Location grid[edit]


  1. ^ a b List of railway station names in English, Scots and Gaelic Archived 22 January 2013 at the Wayback Machine - NewsNetScotland
  2. ^ "Key Facts 2016 - Demography". North Lanarkshire Council. Retrieved 3 January 2018.
  3. ^ "Estimated population of localities by broad age groups, mid-2012" (PDF). Retrieved 3 January 2018.
  4. ^ "Glasgow and the county of Lanark - Pont 34". Maps of Scotland. Timothy Pont (16th century). Retrieved 31 December 2017.
  5. ^ "Bellshill on Pont's map no. 34". National Library of Scotland. Retrieved 6 January 2018.
  6. ^ Blaeu, Joan. "Glottiana Praefectura Inferior". National Library of Scotland. Retrieved 30 December 2017.
  7. ^ "1986 - BELLSHILL AND MOSSEND". BBC. Retrieved 31 December 2017.
  8. ^ "County Maps". National Library of Scotland. Retrieved 2 January 2018.
  9. ^ "Six Inch Maps". National Library of Scotland. Retrieved 2 January 2018.
  10. ^ "25 inch O.S. Map with zoom and Bing overlay". National Library of Scotland. Ordnance Survey. Retrieved 30 December 2017.
  11. ^ Lewis, Samuel (1851). A topographical dictionary of Scotland, comprising the several counties, islands, cities, burgh and market towns, parishes, and principal villages, with historical and statistical descriptions: embellished with engravings of the seals and arms of the different burghs and universities. London: S. Lewis and co. p. 123. Retrieved 2 January 2018.
  12. ^ Macculloch, Michael (1795). The statistical account of Scotland. Drawn up from the communications of the ministers of the different parishes (Vol 16 ed.). Glasgow: Dunlop and Wilson. p. 304. Retrieved 2 January 2018.
  13. ^ a b Wilson, Rhona (1995). Bygone Bellshill. Catrine, Ayrshire: Stenlake Publishing. p. 3. ISBN 9781872074597.
  14. ^ Wilson, Rhona (1995). Bygone Bellshill. Catrine, Ayrshire: Stenlake Publishing. p. 4. ISBN 9781872074597.
  15. ^ "Lithuanians in Lanarkshire". Legacies: UK history local to you. BBC. Retrieved 6 January 2018.
  16. ^ Fisher, Jack (1995). Old Bellshill in pictures. Motherwell: Motherwell Leisure. p. 47. Retrieved 30 December 2017.
  17. ^ Mort, Frederick (1910). Lanarkshire. Cambridge: Cambridge University Press. p. 152. Retrieved 30 December 2017.
  18. ^ Groome, Francis Hindes (1895). Ordnance gazetteer of Scotland: a survey of Scottish topography, statistical, biographical, and historical. London: W. Mackenzie. p. 140. Retrieved 31 December 2017.
  19. ^ "Maternity staff reunion just the start". Motherwell Times. 28 March 2016. Retrieved 2 August 2019.
  20. ^ "Google Mosque Map - UK Mosques Directory".

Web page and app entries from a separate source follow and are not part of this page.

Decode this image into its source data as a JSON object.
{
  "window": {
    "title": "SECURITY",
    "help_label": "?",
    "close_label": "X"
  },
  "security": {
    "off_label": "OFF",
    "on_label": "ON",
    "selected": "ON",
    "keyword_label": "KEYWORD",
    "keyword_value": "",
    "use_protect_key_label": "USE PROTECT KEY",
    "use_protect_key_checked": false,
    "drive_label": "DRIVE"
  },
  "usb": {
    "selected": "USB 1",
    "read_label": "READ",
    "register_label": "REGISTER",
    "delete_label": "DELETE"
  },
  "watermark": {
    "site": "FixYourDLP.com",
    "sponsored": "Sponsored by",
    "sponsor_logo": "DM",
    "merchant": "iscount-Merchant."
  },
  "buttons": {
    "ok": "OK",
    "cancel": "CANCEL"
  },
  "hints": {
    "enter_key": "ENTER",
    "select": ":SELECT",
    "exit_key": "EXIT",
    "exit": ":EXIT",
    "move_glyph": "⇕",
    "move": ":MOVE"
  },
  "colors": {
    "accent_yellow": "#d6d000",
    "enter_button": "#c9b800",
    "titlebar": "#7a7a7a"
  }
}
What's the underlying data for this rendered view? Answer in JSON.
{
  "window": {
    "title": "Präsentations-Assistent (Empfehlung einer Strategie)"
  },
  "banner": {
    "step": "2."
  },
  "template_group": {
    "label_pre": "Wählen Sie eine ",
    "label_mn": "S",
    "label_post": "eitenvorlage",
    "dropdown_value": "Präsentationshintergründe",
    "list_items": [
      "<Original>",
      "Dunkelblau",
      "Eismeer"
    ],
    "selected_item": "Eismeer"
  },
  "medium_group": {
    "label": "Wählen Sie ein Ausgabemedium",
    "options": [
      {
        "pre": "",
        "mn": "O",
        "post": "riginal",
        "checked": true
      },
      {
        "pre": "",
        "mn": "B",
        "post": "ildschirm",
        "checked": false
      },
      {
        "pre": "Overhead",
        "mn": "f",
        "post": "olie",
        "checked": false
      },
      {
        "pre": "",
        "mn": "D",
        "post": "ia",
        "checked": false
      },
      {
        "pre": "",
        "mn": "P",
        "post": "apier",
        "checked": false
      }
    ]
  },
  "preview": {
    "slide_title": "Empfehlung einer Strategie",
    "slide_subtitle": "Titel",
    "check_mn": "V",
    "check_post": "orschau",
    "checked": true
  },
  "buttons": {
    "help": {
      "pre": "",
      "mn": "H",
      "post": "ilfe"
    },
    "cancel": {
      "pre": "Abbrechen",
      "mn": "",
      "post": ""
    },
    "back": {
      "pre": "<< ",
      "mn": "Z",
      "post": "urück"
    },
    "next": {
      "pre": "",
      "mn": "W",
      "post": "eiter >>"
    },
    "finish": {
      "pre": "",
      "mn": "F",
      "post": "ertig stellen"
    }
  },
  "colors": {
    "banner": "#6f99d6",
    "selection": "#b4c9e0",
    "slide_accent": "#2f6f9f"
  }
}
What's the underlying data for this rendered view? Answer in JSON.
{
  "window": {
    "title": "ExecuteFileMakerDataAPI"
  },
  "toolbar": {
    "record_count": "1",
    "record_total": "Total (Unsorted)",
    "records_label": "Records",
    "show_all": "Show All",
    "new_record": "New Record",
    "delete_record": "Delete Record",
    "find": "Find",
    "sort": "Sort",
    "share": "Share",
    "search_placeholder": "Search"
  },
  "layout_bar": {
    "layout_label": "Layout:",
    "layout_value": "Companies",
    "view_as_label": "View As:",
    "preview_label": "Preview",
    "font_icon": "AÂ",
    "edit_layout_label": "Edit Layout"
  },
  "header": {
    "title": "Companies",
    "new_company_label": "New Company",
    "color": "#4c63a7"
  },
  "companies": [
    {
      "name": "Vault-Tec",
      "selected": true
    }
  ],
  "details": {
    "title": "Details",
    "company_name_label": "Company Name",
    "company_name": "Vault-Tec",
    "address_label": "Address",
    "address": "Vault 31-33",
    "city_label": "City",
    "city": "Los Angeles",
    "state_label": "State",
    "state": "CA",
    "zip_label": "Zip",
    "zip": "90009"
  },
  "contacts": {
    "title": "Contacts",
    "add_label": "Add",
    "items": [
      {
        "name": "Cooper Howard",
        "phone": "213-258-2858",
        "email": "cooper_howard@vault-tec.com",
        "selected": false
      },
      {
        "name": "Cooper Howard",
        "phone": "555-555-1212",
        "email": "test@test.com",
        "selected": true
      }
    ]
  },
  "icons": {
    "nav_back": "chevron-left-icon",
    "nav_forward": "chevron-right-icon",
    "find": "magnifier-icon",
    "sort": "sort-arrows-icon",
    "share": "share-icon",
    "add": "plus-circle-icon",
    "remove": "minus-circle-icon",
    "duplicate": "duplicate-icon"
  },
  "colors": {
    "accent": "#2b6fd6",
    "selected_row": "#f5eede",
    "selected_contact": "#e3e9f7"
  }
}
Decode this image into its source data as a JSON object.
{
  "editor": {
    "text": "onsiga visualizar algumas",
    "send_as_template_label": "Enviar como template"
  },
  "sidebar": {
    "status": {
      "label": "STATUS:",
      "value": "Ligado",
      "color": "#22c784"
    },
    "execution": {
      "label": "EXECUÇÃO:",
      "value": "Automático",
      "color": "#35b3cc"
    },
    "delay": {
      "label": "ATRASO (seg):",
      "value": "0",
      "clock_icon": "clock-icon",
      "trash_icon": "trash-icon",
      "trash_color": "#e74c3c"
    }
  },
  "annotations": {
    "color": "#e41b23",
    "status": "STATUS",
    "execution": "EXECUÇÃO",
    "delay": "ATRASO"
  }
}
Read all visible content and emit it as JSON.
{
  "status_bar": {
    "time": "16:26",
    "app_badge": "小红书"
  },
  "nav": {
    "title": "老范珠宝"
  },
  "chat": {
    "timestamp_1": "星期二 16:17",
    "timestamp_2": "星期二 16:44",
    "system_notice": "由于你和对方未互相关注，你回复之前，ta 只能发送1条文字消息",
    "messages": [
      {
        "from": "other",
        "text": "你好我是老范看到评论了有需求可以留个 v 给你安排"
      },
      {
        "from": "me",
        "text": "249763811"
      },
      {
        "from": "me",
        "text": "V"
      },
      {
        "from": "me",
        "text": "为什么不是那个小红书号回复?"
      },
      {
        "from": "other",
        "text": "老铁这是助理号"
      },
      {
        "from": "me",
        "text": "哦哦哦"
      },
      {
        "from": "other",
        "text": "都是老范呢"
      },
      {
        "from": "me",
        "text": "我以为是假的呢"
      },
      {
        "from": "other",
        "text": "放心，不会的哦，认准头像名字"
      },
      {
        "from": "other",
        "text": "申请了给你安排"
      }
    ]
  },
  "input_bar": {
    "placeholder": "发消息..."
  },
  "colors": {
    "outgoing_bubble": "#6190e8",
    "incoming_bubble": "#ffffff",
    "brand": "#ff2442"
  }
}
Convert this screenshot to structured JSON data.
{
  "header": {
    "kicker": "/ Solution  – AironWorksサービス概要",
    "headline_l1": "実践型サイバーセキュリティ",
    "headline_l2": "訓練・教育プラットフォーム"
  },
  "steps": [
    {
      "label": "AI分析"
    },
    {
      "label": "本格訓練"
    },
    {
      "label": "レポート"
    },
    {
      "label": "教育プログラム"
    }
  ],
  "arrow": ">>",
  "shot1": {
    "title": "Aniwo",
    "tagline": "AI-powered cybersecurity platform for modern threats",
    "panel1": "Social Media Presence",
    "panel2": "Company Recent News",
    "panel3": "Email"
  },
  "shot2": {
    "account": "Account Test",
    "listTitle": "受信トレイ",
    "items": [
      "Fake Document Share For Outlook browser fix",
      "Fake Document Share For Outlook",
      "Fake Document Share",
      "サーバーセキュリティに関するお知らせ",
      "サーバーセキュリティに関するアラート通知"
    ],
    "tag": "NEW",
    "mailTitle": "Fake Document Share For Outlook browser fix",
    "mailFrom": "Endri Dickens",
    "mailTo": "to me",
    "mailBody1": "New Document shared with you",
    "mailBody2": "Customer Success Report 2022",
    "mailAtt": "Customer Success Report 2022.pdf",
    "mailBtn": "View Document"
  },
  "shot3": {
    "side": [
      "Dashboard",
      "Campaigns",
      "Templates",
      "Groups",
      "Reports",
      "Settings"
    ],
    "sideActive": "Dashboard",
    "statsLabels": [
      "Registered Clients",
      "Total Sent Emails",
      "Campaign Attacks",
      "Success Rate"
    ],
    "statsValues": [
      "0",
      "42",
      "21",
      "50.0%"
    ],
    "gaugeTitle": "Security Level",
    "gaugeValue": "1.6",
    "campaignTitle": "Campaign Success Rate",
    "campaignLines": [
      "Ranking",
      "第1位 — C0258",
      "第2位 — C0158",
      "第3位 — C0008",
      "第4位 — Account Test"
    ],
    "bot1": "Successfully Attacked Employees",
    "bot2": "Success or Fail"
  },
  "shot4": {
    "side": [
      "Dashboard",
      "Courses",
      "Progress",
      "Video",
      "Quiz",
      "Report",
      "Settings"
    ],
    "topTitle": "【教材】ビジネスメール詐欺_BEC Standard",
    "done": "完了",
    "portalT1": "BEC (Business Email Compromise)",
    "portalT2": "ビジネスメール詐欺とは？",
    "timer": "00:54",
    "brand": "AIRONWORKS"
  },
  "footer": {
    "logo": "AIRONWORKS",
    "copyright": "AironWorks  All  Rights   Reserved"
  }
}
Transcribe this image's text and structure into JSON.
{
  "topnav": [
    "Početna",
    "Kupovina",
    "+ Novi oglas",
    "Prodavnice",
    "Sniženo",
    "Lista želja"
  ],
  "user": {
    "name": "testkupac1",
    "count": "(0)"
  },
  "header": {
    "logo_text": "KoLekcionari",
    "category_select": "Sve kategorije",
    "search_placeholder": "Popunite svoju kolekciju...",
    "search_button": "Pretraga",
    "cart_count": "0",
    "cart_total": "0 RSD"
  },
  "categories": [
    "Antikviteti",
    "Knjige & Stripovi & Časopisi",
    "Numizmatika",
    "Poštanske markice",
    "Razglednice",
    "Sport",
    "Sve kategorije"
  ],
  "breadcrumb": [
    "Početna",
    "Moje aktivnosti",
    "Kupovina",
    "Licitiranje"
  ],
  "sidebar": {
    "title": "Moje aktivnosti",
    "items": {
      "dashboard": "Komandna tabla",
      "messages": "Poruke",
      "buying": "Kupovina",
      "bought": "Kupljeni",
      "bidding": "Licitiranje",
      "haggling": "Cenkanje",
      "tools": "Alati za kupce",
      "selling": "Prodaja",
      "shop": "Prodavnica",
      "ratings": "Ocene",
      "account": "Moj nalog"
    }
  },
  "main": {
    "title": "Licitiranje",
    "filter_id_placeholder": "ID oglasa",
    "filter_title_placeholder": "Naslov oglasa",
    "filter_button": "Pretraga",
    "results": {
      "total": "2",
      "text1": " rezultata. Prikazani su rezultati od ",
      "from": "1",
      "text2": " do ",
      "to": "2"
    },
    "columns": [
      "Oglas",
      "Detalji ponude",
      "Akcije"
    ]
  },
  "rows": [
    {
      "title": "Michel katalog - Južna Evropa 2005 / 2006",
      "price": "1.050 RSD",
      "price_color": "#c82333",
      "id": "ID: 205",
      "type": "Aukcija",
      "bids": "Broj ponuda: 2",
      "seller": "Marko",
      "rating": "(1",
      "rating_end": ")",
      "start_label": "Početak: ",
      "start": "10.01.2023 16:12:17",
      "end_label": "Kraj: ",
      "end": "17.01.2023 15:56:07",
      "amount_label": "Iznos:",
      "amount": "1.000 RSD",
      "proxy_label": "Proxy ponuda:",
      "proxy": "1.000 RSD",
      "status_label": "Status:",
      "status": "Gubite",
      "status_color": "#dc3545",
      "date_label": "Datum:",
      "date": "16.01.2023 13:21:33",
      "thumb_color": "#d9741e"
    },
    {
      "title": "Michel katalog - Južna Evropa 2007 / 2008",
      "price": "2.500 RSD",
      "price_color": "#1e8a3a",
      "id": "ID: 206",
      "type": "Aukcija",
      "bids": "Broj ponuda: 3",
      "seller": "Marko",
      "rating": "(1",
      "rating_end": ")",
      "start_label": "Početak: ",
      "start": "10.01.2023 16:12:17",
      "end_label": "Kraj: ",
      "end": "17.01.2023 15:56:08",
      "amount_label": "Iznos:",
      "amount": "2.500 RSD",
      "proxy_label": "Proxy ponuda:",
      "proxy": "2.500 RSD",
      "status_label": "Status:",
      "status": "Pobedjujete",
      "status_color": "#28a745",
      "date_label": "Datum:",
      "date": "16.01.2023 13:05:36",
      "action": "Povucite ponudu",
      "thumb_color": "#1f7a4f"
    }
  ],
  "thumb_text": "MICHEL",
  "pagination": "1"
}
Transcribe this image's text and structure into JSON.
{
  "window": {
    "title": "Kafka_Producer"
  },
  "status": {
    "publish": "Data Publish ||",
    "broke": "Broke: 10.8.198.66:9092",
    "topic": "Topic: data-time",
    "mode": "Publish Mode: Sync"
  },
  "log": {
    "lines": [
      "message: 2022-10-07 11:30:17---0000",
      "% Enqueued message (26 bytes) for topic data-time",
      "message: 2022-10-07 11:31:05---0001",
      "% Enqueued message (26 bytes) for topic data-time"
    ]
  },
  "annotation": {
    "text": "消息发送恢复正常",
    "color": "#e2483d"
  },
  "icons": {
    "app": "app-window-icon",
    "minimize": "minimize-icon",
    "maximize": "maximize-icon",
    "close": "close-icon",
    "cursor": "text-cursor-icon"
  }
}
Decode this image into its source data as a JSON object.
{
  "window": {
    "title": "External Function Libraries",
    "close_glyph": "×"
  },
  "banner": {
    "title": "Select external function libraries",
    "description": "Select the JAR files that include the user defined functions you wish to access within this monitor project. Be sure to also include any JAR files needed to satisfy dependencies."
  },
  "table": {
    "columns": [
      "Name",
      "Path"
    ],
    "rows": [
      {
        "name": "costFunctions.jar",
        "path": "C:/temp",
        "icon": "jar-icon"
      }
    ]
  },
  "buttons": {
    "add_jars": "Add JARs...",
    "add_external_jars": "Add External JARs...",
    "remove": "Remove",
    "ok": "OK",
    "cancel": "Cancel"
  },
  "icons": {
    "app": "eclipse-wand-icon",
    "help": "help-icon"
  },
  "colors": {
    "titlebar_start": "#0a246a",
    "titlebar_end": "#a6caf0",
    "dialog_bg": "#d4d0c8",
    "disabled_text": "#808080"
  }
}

  21. ^ "1986 - EDUCATION". BBC. Retrieved 31 December 2017.
  22. ^ Fisher, Jack (1995). Old Bellshill in pictures. Motherwell: Motherwell Leisure. pp. 39–40. Retrieved 30 December 2017.
  23. ^ "1986 - COMPREHENSIVE EDUCATION". BBC. Retrieved 31 December 2017.
  24. ^ Gardiner, Matthew (1845). The new statistical account of Scotland. Edinburgh and London: W. Blackwood and Sons. p. 800. Retrieved 31 December 2017.
  25. ^ "Church celebrates 140th anniversary". Motherwell Times. 11 January 2018. Retrieved 13 January 2018.
  26. ^ Lewis, David (1885). The drink traffic in the nineteenth century, its growth and influence. London: National Temperance Publication Depot. p. 14. Retrieved 30 December 2017.

External links[edit]